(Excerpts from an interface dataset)
..............................

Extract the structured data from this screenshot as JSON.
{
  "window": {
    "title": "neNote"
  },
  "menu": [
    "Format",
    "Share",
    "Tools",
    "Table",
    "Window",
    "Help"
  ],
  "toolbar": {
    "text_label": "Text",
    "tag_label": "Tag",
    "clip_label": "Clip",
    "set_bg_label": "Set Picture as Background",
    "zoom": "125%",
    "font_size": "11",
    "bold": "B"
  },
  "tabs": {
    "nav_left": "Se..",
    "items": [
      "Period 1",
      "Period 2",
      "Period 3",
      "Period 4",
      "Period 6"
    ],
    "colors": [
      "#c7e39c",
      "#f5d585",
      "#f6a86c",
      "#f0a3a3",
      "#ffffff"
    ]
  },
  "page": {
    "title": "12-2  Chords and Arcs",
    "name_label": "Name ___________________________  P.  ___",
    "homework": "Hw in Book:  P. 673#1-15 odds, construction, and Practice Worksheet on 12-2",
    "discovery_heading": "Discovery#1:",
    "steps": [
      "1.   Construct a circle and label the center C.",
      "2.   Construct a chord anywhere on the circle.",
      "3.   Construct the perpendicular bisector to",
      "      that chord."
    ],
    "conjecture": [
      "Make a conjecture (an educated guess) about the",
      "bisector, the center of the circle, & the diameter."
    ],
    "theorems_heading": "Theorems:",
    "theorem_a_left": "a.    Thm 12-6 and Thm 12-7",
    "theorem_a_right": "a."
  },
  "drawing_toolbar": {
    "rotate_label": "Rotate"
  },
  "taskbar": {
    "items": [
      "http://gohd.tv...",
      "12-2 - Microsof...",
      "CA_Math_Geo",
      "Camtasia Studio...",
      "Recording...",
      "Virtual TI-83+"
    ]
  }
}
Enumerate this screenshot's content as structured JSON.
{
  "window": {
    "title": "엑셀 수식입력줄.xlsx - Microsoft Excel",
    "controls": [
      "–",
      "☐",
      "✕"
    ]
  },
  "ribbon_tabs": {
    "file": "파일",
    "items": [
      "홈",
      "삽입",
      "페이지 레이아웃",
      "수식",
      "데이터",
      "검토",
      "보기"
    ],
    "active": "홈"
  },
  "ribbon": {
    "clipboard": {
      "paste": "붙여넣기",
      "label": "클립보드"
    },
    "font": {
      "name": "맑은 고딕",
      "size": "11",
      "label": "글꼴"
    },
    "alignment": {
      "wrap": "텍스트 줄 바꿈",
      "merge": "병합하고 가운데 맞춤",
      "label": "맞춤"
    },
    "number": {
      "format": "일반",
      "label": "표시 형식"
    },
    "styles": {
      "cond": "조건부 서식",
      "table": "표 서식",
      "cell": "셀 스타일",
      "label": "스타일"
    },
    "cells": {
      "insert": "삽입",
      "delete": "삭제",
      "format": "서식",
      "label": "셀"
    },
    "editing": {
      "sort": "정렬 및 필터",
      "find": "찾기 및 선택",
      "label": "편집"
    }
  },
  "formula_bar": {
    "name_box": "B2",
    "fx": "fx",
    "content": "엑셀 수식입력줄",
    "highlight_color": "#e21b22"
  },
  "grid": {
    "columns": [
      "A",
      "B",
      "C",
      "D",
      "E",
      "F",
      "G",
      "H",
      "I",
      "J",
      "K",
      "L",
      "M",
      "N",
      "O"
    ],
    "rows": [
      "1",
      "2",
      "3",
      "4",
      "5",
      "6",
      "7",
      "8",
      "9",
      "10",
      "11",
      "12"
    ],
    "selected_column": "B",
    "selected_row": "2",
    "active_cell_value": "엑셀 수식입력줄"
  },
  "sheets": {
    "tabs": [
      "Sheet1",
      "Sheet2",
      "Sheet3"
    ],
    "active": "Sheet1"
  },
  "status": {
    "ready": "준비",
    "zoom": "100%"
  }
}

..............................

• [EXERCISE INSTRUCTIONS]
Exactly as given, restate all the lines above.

• [OUTPUT FOR THIS TASK]
Extract the structured data from this screenshot as JSON.
{
  "window": {
    "title": "neNote"
  },
  "menu": [
    "Format",
    "Share",
    "Tools",
    "Table",
    "Window",
    "Help"
  ],
  "toolbar": {
    "text_label": "Text",
    "tag_label": "Tag",
    "clip_label": "Clip",
    "set_bg_label": "Set Picture as Background",
    "zoom": "125%",
    "font_size": "11",
    "bold": "B"
  },
  "tabs": {
    "nav_left": "Se..",
    "items": [
      "Period 1",
      "Period 2",
      "Period 3",
      "Period 4",
      "Period 6"
    ],
    "colors": [
      "#c7e39c",
      "#f5d585",
      "#f6a86c",
      "#f0a3a3",
      "#ffffff"
    ]
  },
  "page": {
    "title": "12-2  Chords and Arcs",
    "name_label": "Name ___________________________  P.  ___",
    "homework": "Hw in Book:  P. 673#1-15 odds, construction, and Practice Worksheet on 12-2",
    "discovery_heading": "Discovery#1:",
    "steps": [
      "1.   Construct a circle and label the center C.",
      "2.   Construct a chord anywhere on the circle.",
      "3.   Construct the perpendicular bisector to",
      "      that chord."
    ],
    "conjecture": [
      "Make a conjecture (an educated guess) about the",
      "bisector, the center of the circle, & the diameter."
    ],
    "theorems_heading": "Theorems:",
    "theorem_a_left": "a.    Thm 12-6 and Thm 12-7",
    "theorem_a_right": "a."
  },
  "drawing_toolbar": {
    "rotate_label": "Rotate"
  },
  "taskbar": {
    "items": [
      "http://gohd.tv...",
      "12-2 - Microsof...",
      "CA_Math_Geo",
      "Camtasia Studio...",
      "Recording...",
      "Virtual TI-83+"
    ]
  }
}
Enumerate this screenshot's content as structured JSON.
{
  "window": {
    "title": "엑셀 수식입력줄.xlsx - Microsoft Excel",
    "controls": [
      "–",
      "☐",
      "✕"
    ]
  },
  "ribbon_tabs": {
    "file": "파일",
    "items": [
      "홈",
      "삽입",
      "페이지 레이아웃",
      "수식",
      "데이터",
      "검토",
      "보기"
    ],
    "active": "홈"
  },
  "ribbon": {
    "clipboard": {
      "paste": "붙여넣기",
      "label": "클립보드"
    },
    "font": {
      "name": "맑은 고딕",
      "size": "11",
      "label": "글꼴"
    },
    "alignment": {
      "wrap": "텍스트 줄 바꿈",
      "merge": "병합하고 가운데 맞춤",
      "label": "맞춤"
    },
    "number": {
      "format": "일반",
      "label": "표시 형식"
    },
    "styles": {
      "cond": "조건부 서식",
      "table": "표 서식",
      "cell": "셀 스타일",
      "label": "스타일"
    },
    "cells": {
      "insert": "삽입",
      "delete": "삭제",
      "format": "서식",
      "label": "셀"
    },
    "editing": {
      "sort": "정렬 및 필터",
      "find": "찾기 및 선택",
      "label": "편집"
    }
  },
  "formula_bar": {
    "name_box": "B2",
    "fx": "fx",
    "content": "엑셀 수식입력줄",
    "highlight_color": "#e21b22"
  },
  "grid": {
    "columns": [
      "A",
      "B",
      "C",
      "D",
      "E",
      "F",
      "G",
      "H",
      "I",
      "J",
      "K",
      "L",
      "M",
      "N",
      "O"
    ],
    "rows": [
      "1",
      "2",
      "3",
      "4",
      "5",
      "6",
      "7",
      "8",
      "9",
      "10",
      "11",
      "12"
    ],
    "selected_column": "B",
    "selected_row": "2",
    "active_cell_value": "엑셀 수식입력줄"
  },
  "sheets": {
    "tabs": [
      "Sheet1",
      "Sheet2",
      "Sheet3"
    ],
    "active": "Sheet1"
  },
  "status": {
    "ready": "준비",
    "zoom": "100%"
  }
}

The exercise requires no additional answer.